Charles Brook, Jr., 66, was recently indicted by the Suffolk County District Attorney's Office on Massachusetts Sex Crimes and Murder Charges in connection with the 1989 Rape and killing of an 87 Boston woman.
At his arraignment in Boston's Suffolk Superior Court, prosecutors claimed that Charles Brook allegedly sexually assaulted and strangled Zahia Salem, then 87, on November 30, 1989. Her body was found a few hours later by her downstairs neighbor. No person was charged with the crime, until Boston Police were reportedly able to match Charles Brook's DNA profile that was complied from a cigarette that was found at the scene.
Massachusetts law requires that every person convicted of a felony crime must submit their DNA sample to the state's DNA database. Because DNA technology wasn't advanced or even available years back, police departments across Massachusetts and the county are taking advantage of DNA database to link purported DNA profiles to unsolved cases.
Unfortunately, the public's perception is that DNA profiling is conclusive, reliable and 100% accurate, but that is far from the truth. The reality is that, DNA evidence can be 'reliable' as well as 'weak'. In far too many cases, even lawyers are overwhelmed by DNA evidence and often accept the state's lab tests 'conclusive' or 'unchallengeable'.
Although DNA testing relies in large part on computer-generated data, there is also a subjective component with the interpretation of test results. In those cases where the interpretation of the results, for example, may call for an ambiguous call, the state's DNA analyst will almost always weight his/her opinion in favor of the government's position.

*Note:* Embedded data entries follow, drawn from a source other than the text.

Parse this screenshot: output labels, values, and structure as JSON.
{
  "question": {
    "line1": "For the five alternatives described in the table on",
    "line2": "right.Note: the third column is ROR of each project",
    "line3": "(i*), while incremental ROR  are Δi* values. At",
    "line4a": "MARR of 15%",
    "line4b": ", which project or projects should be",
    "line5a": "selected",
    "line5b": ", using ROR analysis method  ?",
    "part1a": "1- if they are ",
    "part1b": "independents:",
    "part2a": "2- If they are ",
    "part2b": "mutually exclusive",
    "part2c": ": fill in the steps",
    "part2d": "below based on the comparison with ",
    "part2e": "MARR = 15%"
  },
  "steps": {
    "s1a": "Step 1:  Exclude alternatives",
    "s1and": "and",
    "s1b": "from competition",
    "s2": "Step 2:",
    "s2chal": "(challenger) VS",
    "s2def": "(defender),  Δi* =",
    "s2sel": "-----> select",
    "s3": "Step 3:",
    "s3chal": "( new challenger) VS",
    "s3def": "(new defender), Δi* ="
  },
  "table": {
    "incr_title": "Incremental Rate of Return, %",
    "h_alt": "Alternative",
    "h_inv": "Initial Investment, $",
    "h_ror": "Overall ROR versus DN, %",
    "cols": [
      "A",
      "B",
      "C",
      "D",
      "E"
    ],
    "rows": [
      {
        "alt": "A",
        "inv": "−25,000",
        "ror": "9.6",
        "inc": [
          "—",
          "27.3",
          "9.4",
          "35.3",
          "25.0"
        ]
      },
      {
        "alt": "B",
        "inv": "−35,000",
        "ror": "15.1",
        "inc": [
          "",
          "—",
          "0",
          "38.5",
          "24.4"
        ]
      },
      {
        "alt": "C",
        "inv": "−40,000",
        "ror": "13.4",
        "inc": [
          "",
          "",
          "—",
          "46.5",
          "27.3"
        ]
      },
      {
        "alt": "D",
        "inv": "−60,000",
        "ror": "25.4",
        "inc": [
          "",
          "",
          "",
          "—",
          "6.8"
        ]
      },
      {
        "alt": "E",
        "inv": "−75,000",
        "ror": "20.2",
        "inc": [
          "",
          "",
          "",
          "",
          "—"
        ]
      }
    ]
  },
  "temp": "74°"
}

Accordingly, the Charles Brook defense team will most certainly examine the DNA evidence in this case very closely, and seek to challenge its reliability at every level. Just as critical in a case involving DNA evidence that was recovered from evidence over 20 years ago, is whether the evidence was properly recovered, preserved, and was free from contamination.